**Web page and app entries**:
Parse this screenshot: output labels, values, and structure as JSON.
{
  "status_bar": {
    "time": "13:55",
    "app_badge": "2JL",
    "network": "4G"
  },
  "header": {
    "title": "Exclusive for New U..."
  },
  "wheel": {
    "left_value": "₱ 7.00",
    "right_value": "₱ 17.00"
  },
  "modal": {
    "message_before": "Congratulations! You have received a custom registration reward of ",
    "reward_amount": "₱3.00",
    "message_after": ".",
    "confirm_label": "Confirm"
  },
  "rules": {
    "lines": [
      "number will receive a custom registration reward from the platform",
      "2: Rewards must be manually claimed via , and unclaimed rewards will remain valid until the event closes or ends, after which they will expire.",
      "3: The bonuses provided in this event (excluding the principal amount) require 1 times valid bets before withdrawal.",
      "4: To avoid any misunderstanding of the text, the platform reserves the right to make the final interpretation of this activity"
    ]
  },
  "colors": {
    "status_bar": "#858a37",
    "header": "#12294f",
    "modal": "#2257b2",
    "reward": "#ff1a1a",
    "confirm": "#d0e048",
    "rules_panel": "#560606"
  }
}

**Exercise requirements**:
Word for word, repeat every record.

**Answer space**:
Parse this screenshot: output labels, values, and structure as JSON.
{
  "status_bar": {
    "time": "13:55",
    "app_badge": "2JL",
    "network": "4G"
  },
  "header": {
    "title": "Exclusive for New U..."
  },
  "wheel": {
    "left_value": "₱ 7.00",
    "right_value": "₱ 17.00"
  },
  "modal": {
    "message_before": "Congratulations! You have received a custom registration reward of ",
    "reward_amount": "₱3.00",
    "message_after": ".",
    "confirm_label": "Confirm"
  },
  "rules": {
    "lines": [
      "number will receive a custom registration reward from the platform",
      "2: Rewards must be manually claimed via , and unclaimed rewards will remain valid until the event closes or ends, after which they will expire.",
      "3: The bonuses provided in this event (excluding the principal amount) require 1 times valid bets before withdrawal.",
      "4: To avoid any misunderstanding of the text, the platform reserves the right to make the final interpretation of this activity"
    ]
  },
  "colors": {
    "status_bar": "#858a37",
    "header": "#12294f",
    "modal": "#2257b2",
    "reward": "#ff1a1a",
    "confirm": "#d0e048",
    "rules_panel": "#560606"
  }
}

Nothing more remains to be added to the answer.